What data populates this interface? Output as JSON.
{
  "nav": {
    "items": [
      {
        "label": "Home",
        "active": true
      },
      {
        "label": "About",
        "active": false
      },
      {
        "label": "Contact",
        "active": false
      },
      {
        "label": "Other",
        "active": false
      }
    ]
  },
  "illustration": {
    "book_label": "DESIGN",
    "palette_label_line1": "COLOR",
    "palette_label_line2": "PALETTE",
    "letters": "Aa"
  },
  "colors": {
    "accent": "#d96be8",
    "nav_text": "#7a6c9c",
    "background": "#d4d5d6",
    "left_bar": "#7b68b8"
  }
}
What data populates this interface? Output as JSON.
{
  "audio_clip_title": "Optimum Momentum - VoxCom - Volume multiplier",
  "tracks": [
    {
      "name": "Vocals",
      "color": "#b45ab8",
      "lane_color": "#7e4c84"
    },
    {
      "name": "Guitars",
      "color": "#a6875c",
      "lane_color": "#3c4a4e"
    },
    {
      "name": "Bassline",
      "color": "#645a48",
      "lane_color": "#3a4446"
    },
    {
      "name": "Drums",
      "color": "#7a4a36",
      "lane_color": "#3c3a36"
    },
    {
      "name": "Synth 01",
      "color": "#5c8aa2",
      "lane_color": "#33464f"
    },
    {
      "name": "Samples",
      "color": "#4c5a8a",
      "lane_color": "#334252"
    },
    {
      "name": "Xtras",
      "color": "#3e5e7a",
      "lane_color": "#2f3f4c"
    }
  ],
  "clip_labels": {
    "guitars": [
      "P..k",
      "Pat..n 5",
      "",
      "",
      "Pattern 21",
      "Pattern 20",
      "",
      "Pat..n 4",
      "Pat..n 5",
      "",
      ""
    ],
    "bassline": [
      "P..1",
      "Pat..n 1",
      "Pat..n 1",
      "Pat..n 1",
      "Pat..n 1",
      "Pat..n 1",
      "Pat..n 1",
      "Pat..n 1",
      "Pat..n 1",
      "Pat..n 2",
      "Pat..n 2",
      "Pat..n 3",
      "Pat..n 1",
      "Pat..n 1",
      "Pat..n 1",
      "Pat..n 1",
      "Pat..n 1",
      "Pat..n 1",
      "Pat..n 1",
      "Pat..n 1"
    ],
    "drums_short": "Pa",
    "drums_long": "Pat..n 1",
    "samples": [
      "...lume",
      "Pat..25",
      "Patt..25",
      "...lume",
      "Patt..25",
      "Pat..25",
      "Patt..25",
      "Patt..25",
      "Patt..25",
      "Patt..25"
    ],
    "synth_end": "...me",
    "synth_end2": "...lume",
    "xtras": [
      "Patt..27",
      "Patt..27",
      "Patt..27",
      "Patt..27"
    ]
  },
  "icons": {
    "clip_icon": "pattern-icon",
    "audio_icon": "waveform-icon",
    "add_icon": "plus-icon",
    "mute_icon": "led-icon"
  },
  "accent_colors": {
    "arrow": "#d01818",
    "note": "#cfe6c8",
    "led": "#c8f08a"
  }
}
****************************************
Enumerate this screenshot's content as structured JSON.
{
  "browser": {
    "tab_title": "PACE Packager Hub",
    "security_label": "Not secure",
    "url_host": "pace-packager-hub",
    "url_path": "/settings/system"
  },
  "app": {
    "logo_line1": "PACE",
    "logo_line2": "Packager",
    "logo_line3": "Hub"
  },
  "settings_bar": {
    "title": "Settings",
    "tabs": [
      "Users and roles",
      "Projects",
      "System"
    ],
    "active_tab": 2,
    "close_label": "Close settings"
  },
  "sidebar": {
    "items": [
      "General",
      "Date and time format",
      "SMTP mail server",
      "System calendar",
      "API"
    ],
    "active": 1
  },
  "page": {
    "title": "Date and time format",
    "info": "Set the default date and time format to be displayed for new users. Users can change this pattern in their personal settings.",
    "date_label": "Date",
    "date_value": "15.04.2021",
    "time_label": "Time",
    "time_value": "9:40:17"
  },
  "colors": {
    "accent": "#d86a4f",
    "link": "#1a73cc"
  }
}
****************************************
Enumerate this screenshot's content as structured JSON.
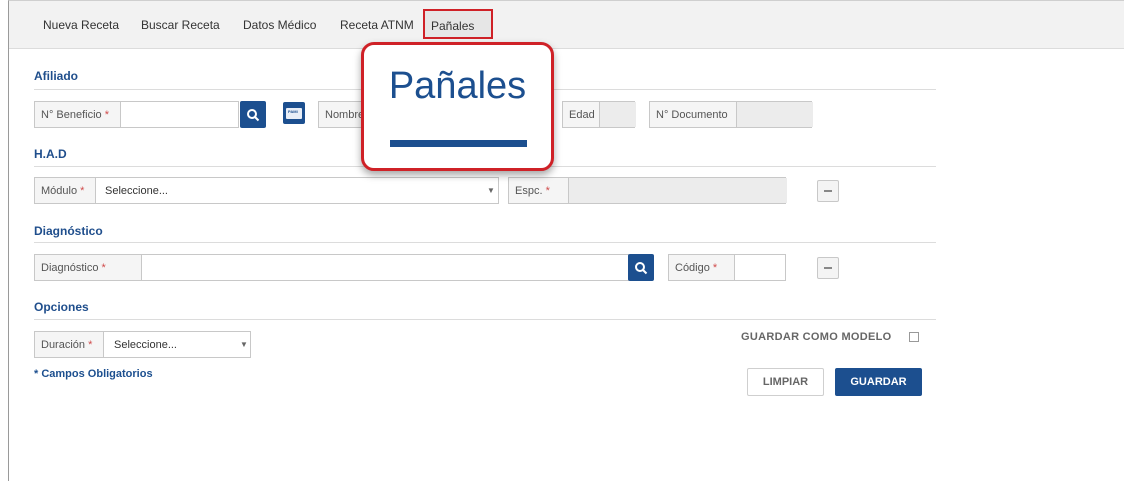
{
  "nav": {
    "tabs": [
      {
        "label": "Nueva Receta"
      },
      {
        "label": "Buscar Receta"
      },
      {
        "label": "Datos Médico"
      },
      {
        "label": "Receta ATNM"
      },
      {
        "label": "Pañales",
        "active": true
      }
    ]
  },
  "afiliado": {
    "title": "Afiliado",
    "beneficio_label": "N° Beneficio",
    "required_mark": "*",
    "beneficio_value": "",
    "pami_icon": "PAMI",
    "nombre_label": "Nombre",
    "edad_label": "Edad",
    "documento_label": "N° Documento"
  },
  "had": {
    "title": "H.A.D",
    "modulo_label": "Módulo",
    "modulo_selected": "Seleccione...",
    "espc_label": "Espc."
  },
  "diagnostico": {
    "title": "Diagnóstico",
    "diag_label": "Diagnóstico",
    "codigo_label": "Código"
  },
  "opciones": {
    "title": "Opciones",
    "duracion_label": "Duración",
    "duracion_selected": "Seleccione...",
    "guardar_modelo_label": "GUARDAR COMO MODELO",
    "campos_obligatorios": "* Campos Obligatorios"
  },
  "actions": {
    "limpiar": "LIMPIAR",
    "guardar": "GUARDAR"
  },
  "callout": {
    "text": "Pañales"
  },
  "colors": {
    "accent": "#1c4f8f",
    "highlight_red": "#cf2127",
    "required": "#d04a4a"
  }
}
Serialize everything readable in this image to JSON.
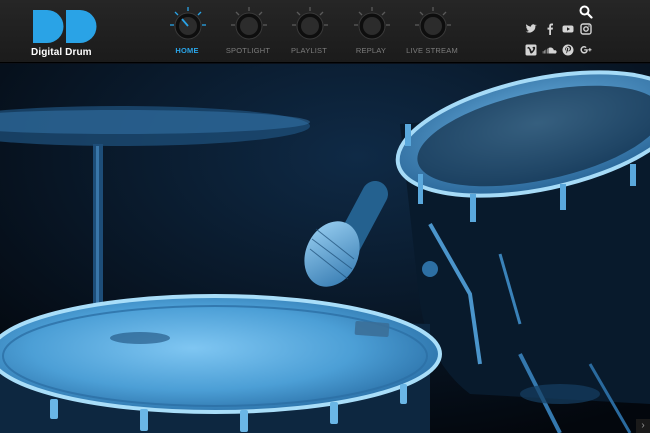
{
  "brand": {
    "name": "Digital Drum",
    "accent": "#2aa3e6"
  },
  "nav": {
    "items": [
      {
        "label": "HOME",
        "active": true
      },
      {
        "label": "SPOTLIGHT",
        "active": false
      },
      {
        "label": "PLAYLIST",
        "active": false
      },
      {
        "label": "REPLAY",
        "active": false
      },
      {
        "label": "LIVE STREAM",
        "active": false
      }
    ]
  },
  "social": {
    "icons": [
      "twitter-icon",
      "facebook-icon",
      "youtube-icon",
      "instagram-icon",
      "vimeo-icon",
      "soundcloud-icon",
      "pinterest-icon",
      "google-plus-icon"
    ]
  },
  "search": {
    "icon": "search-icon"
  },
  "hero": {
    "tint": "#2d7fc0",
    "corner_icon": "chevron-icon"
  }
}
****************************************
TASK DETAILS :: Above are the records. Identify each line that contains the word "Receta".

WRITTEN ANSWER ::
        "label": "Nueva Receta"
        "label": "Buscar Receta"
        "label": "Receta ATNM"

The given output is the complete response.